• [What is being asked]: Each line below should be retyped exactly, with no pictures.
[Data for this task Boundary: Start]
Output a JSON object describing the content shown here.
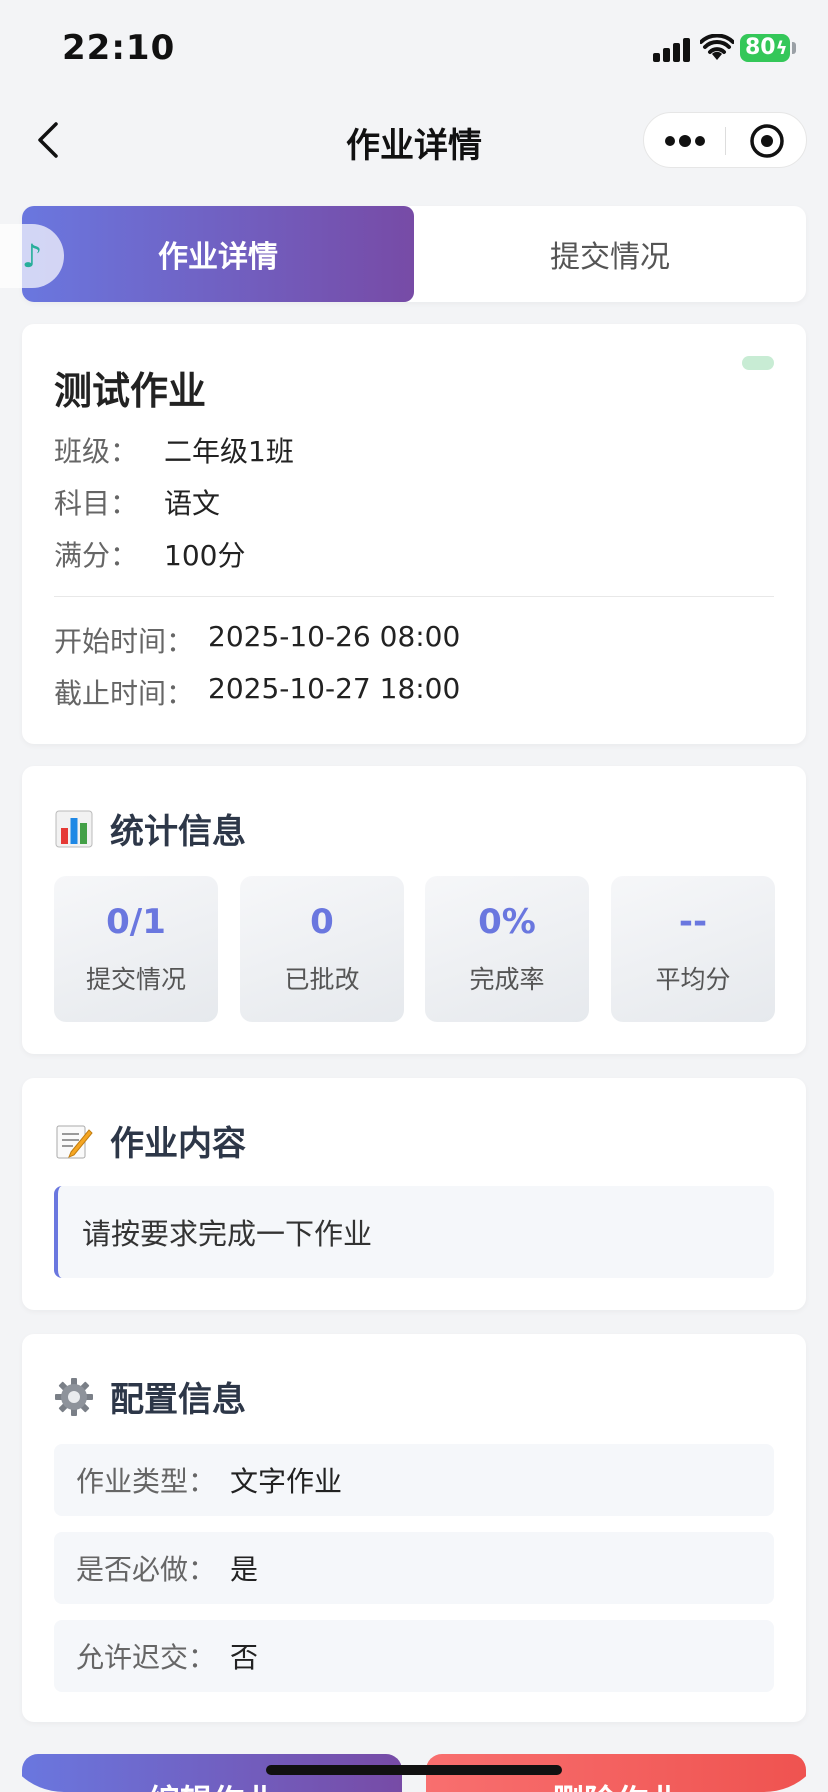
{
  "status_bar": {
    "time": "22:10",
    "battery": "80"
  },
  "nav": {
    "title": "作业详情"
  },
  "tabs": [
    {
      "label": "作业详情",
      "active": true
    },
    {
      "label": "提交情况",
      "active": false
    }
  ],
  "homework": {
    "title": "测试作业",
    "rows": [
      {
        "label": "班级：",
        "value": "二年级1班"
      },
      {
        "label": "科目：",
        "value": "语文"
      },
      {
        "label": "满分：",
        "value": "100分"
      }
    ],
    "time_rows": [
      {
        "label": "开始时间：",
        "value": "2025-10-26 08:00"
      },
      {
        "label": "截止时间：",
        "value": "2025-10-27 18:00"
      }
    ]
  },
  "stats": {
    "title": "统计信息",
    "items": [
      {
        "value": "0/1",
        "label": "提交情况"
      },
      {
        "value": "0",
        "label": "已批改"
      },
      {
        "value": "0%",
        "label": "完成率"
      },
      {
        "value": "--",
        "label": "平均分"
      }
    ]
  },
  "content": {
    "title": "作业内容",
    "text": "请按要求完成一下作业"
  },
  "config": {
    "title": "配置信息",
    "rows": [
      {
        "label": "作业类型：",
        "value": "文字作业"
      },
      {
        "label": "是否必做：",
        "value": "是"
      },
      {
        "label": "允许迟交：",
        "value": "否"
      }
    ]
  },
  "actions": {
    "edit": "编辑作业",
    "delete": "删除作业"
  },
  "colors": {
    "accent_start": "#6a77df",
    "accent_end": "#774ba6",
    "danger": "#ef5350",
    "battery": "#34c759"
  }
}
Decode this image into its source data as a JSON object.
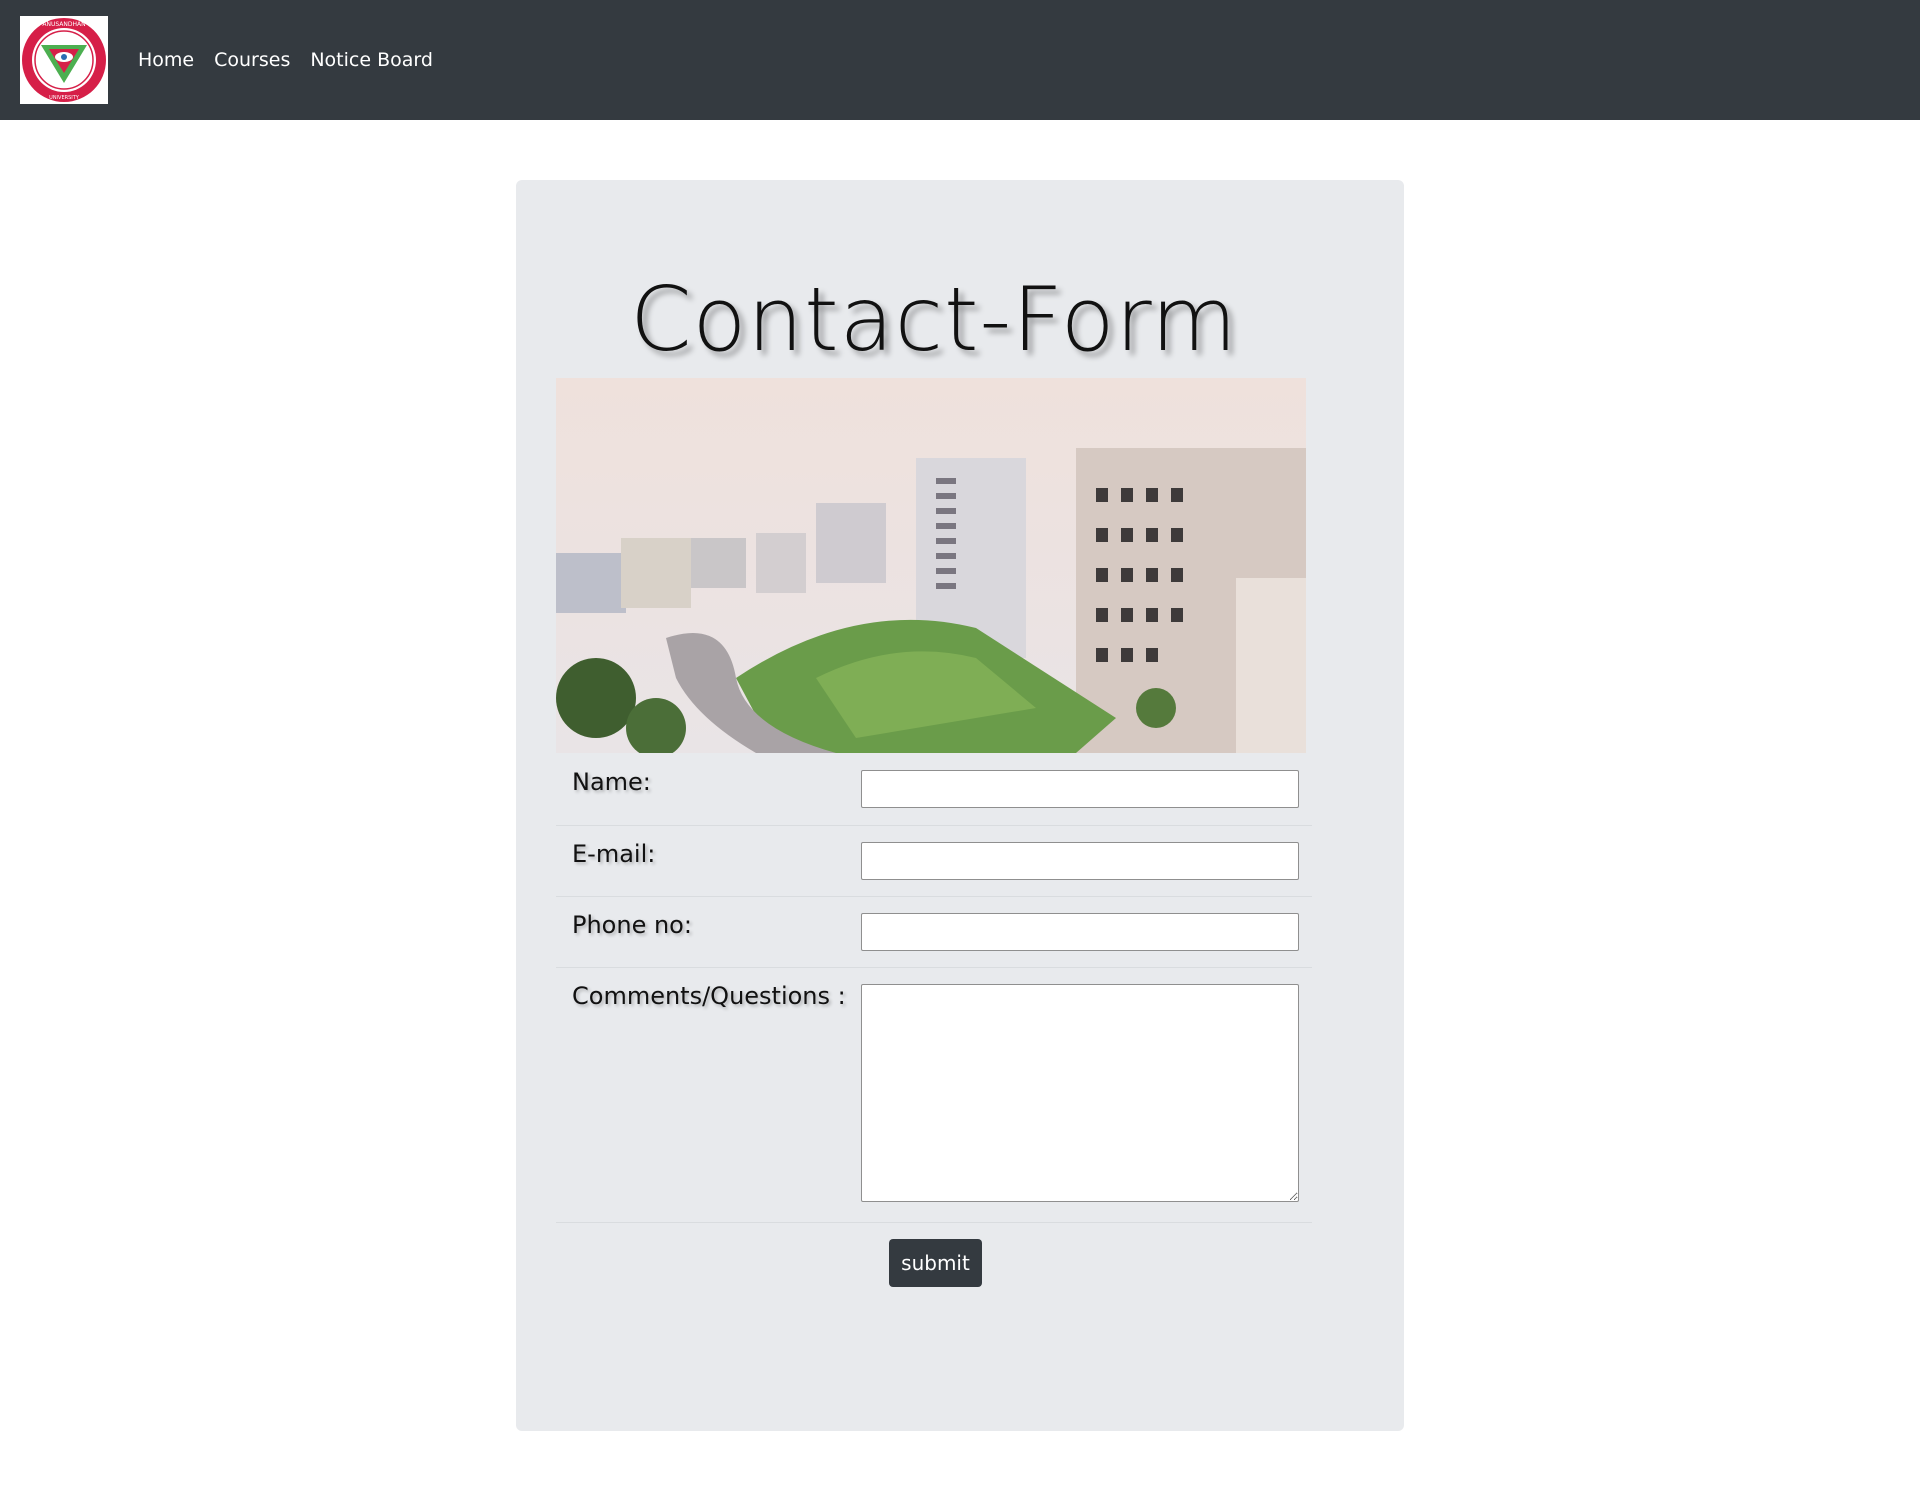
{
  "nav": {
    "logo_text": "SIKSHA 'O' ANUSANDHAN (DEEMED TO BE UNIVERSITY)",
    "links": [
      "Home",
      "Courses",
      "Notice Board"
    ]
  },
  "form": {
    "title": "Contact-Form",
    "image_alt": "campus-photo",
    "fields": {
      "name": {
        "label": "Name:",
        "value": ""
      },
      "email": {
        "label": "E-mail:",
        "value": ""
      },
      "phone": {
        "label": "Phone no:",
        "value": ""
      },
      "comments": {
        "label": "Comments/Questions :",
        "value": ""
      }
    },
    "submit_label": "submit"
  },
  "colors": {
    "navbar": "#343a40",
    "card": "#e8eaed",
    "button": "#343a40",
    "logo_red": "#d61f48",
    "logo_green": "#4caf50"
  }
}
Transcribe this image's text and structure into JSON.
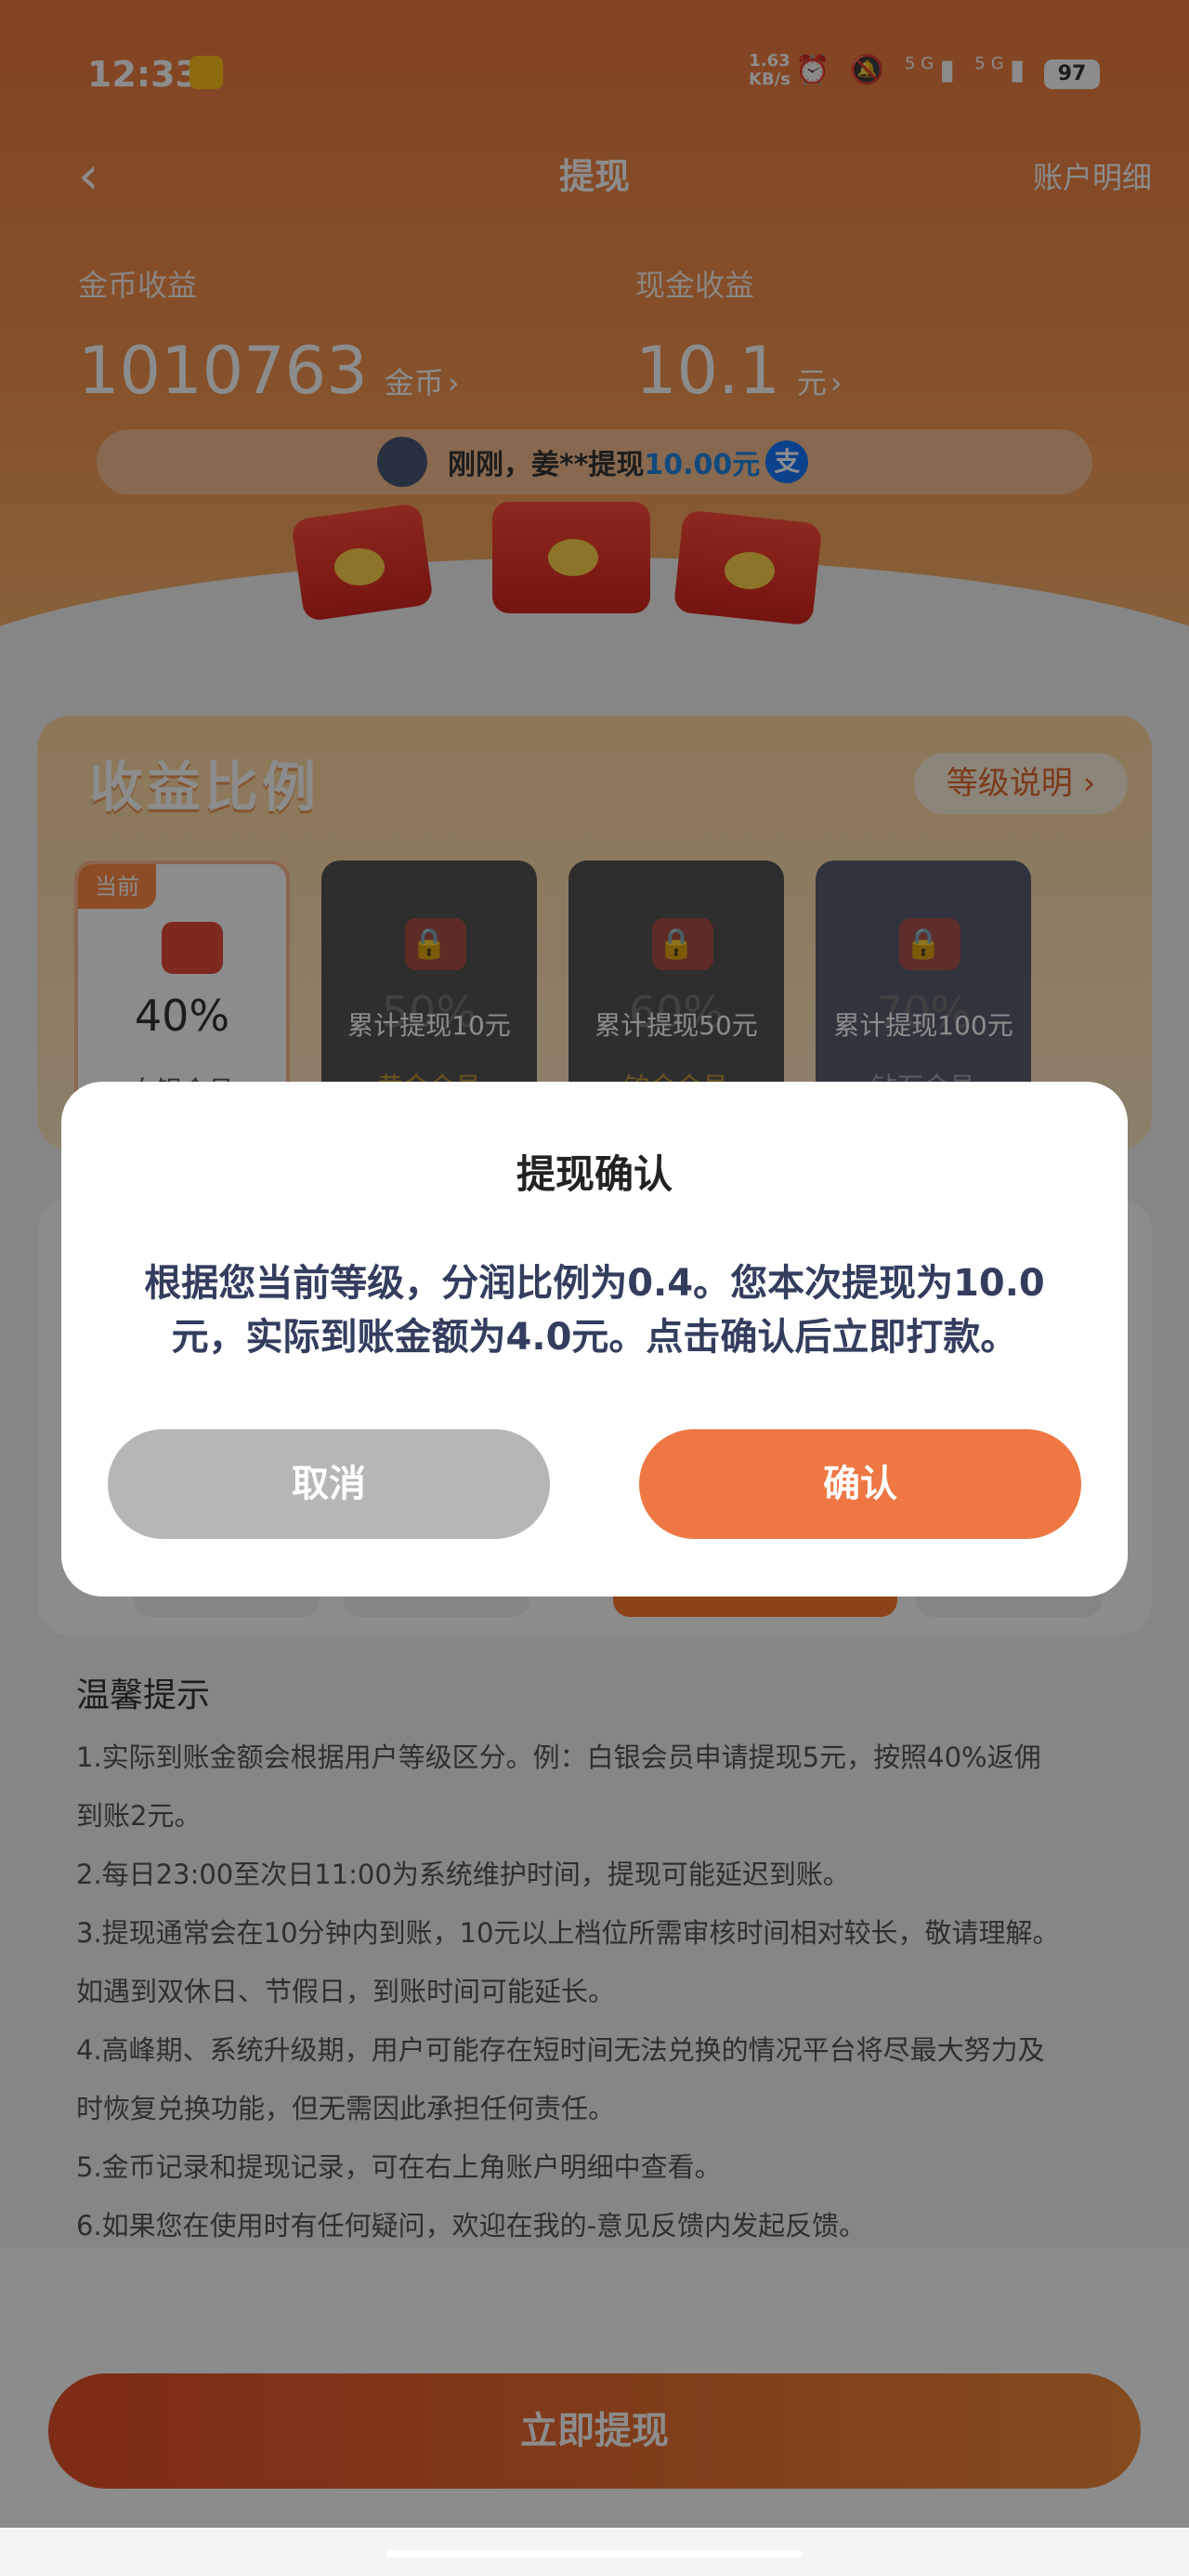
{
  "status_bar": {
    "time": "12:33",
    "net_speed_value": "1.63",
    "net_speed_unit": "KB/s",
    "signal_1": "5G",
    "signal_2": "5G",
    "battery": "97",
    "icons": [
      "alarm-icon",
      "mute-icon",
      "signal-icon",
      "signal-icon",
      "wifi-icon"
    ]
  },
  "header": {
    "title": "提现",
    "back_icon": "chevron-left-icon",
    "right_link": "账户明细"
  },
  "earnings": {
    "coin_label": "金币收益",
    "coin_value": "1010763",
    "coin_unit": "金币",
    "cash_label": "现金收益",
    "cash_value": "10.1",
    "cash_unit": "元"
  },
  "ticker": {
    "prefix": "刚刚，姜**提现",
    "amount": "10.00元",
    "pay_icon_text": "支"
  },
  "ratio": {
    "title": "收益比例",
    "level_button": "等级说明 ›",
    "levels": [
      {
        "tag": "当前",
        "percent": "40%",
        "name": "白银会员",
        "condition": ""
      },
      {
        "tag": "",
        "percent": "50%",
        "name": "黄金会员",
        "condition": "累计提现10元"
      },
      {
        "tag": "",
        "percent": "60%",
        "name": "铂金会员",
        "condition": "累计提现50元"
      },
      {
        "tag": "",
        "percent": "70%",
        "name": "钻石会员",
        "condition": "累计提现100元"
      }
    ]
  },
  "tips": {
    "title": "温馨提示",
    "items": [
      "1.实际到账金额会根据用户等级区分。例：白银会员申请提现5元，按照40%返佣",
      "到账2元。",
      "2.每日23:00至次日11:00为系统维护时间，提现可能延迟到账。",
      "3.提现通常会在10分钟内到账，10元以上档位所需审核时间相对较长，敬请理解。",
      "如遇到双休日、节假日，到账时间可能延长。",
      "4.高峰期、系统升级期，用户可能存在短时间无法兑换的情况平台将尽最大努力及",
      "时恢复兑换功能，但无需因此承担任何责任。",
      "5.金币记录和提现记录，可在右上角账户明细中查看。",
      "6.如果您在使用时有任何疑问，欢迎在我的-意见反馈内发起反馈。"
    ]
  },
  "cta": {
    "label": "立即提现"
  },
  "dialog": {
    "title": "提现确认",
    "message_line1": "根据您当前等级，分润比例为0.4。您本次提现为10.0",
    "message_line2": "元，实际到账金额为4.0元。点击确认后立即打款。",
    "cancel": "取消",
    "confirm": "确认"
  },
  "colors": {
    "accent": "#ee7743",
    "cancel": "#b6b6b6",
    "brand_orange": "#f08a3a"
  }
}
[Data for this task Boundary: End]
• [Response area]:
Output a JSON object describing the content shown here.
{
  "status_bar": {
    "time": "22:10",
    "battery": "80"
  },
  "nav": {
    "title": "作业详情"
  },
  "tabs": [
    {
      "label": "作业详情",
      "active": true
    },
    {
      "label": "提交情况",
      "active": false
    }
  ],
  "homework": {
    "title": "测试作业",
    "rows": [
      {
        "label": "班级：",
        "value": "二年级1班"
      },
      {
        "label": "科目：",
        "value": "语文"
      },
      {
        "label": "满分：",
        "value": "100分"
      }
    ],
    "time_rows": [
      {
        "label": "开始时间：",
        "value": "2025-10-26 08:00"
      },
      {
        "label": "截止时间：",
        "value": "2025-10-27 18:00"
      }
    ]
  },
  "stats": {
    "title": "统计信息",
    "items": [
      {
        "value": "0/1",
        "label": "提交情况"
      },
      {
        "value": "0",
        "label": "已批改"
      },
      {
        "value": "0%",
        "label": "完成率"
      },
      {
        "value": "--",
        "label": "平均分"
      }
    ]
  },
  "content": {
    "title": "作业内容",
    "text": "请按要求完成一下作业"
  },
  "config": {
    "title": "配置信息",
    "rows": [
      {
        "label": "作业类型：",
        "value": "文字作业"
      },
      {
        "label": "是否必做：",
        "value": "是"
      },
      {
        "label": "允许迟交：",
        "value": "否"
      }
    ]
  },
  "actions": {
    "edit": "编辑作业",
    "delete": "删除作业"
  },
  "colors": {
    "accent_start": "#6a77df",
    "accent_end": "#774ba6",
    "danger": "#ef5350",
    "battery": "#34c759"
  }
}
Decode this image into its source data as a JSON object.
{
  "nav": {
    "logo_text": "SIKSHA 'O' ANUSANDHAN (DEEMED TO BE UNIVERSITY)",
    "links": [
      "Home",
      "Courses",
      "Notice Board"
    ]
  },
  "form": {
    "title": "Contact-Form",
    "image_alt": "campus-photo",
    "fields": {
      "name": {
        "label": "Name:",
        "value": ""
      },
      "email": {
        "label": "E-mail:",
        "value": ""
      },
      "phone": {
        "label": "Phone no:",
        "value": ""
      },
      "comments": {
        "label": "Comments/Questions :",
        "value": ""
      }
    },
    "submit_label": "submit"
  },
  "colors": {
    "navbar": "#343a40",
    "card": "#e8eaed",
    "button": "#343a40",
    "logo_red": "#d61f48",
    "logo_green": "#4caf50"
  }
}
Transcribe this image's text and structure into JSON.
{
  "status_bar": {
    "time": "12:33",
    "net_speed_value": "1.63",
    "net_speed_unit": "KB/s",
    "signal_1": "5G",
    "signal_2": "5G",
    "battery": "97",
    "icons": [
      "alarm-icon",
      "mute-icon",
      "signal-icon",
      "signal-icon",
      "wifi-icon"
    ]
  },
  "header": {
    "title": "提现",
    "back_icon": "chevron-left-icon",
    "right_link": "账户明细"
  },
  "earnings": {
    "coin_label": "金币收益",
    "coin_value": "1010763",
    "coin_unit": "金币",
    "cash_label": "现金收益",
    "cash_value": "10.1",
    "cash_unit": "元"
  },
  "ticker": {
    "prefix": "刚刚，姜**提现",
    "amount": "10.00元",
    "pay_icon_text": "支"
  },
  "ratio": {
    "title": "收益比例",
    "level_button": "等级说明 ›",
    "levels": [
      {
        "tag": "当前",
        "percent": "40%",
        "name": "白银会员",
        "condition": ""
      },
      {
        "tag": "",
        "percent": "50%",
        "name": "黄金会员",
        "condition": "累计提现10元"
      },
      {
        "tag": "",
        "percent": "60%",
        "name": "铂金会员",
        "condition": "累计提现50元"
      },
      {
        "tag": "",
        "percent": "70%",
        "name": "钻石会员",
        "condition": "累计提现100元"
      }
    ]
  },
  "tips": {
    "title": "温馨提示",
    "items": [
      "1.实际到账金额会根据用户等级区分。例：白银会员申请提现5元，按照40%返佣",
      "到账2元。",
      "2.每日23:00至次日11:00为系统维护时间，提现可能延迟到账。",
      "3.提现通常会在10分钟内到账，10元以上档位所需审核时间相对较长，敬请理解。",
      "如遇到双休日、节假日，到账时间可能延长。",
      "4.高峰期、系统升级期，用户可能存在短时间无法兑换的情况平台将尽最大努力及",
      "时恢复兑换功能，但无需因此承担任何责任。",
      "5.金币记录和提现记录，可在右上角账户明细中查看。",
      "6.如果您在使用时有任何疑问，欢迎在我的-意见反馈内发起反馈。"
    ]
  },
  "cta": {
    "label": "立即提现"
  },
  "dialog": {
    "title": "提现确认",
    "message_line1": "根据您当前等级，分润比例为0.4。您本次提现为10.0",
    "message_line2": "元，实际到账金额为4.0元。点击确认后立即打款。",
    "cancel": "取消",
    "confirm": "确认"
  },
  "colors": {
    "accent": "#ee7743",
    "cancel": "#b6b6b6",
    "brand_orange": "#f08a3a"
  }
}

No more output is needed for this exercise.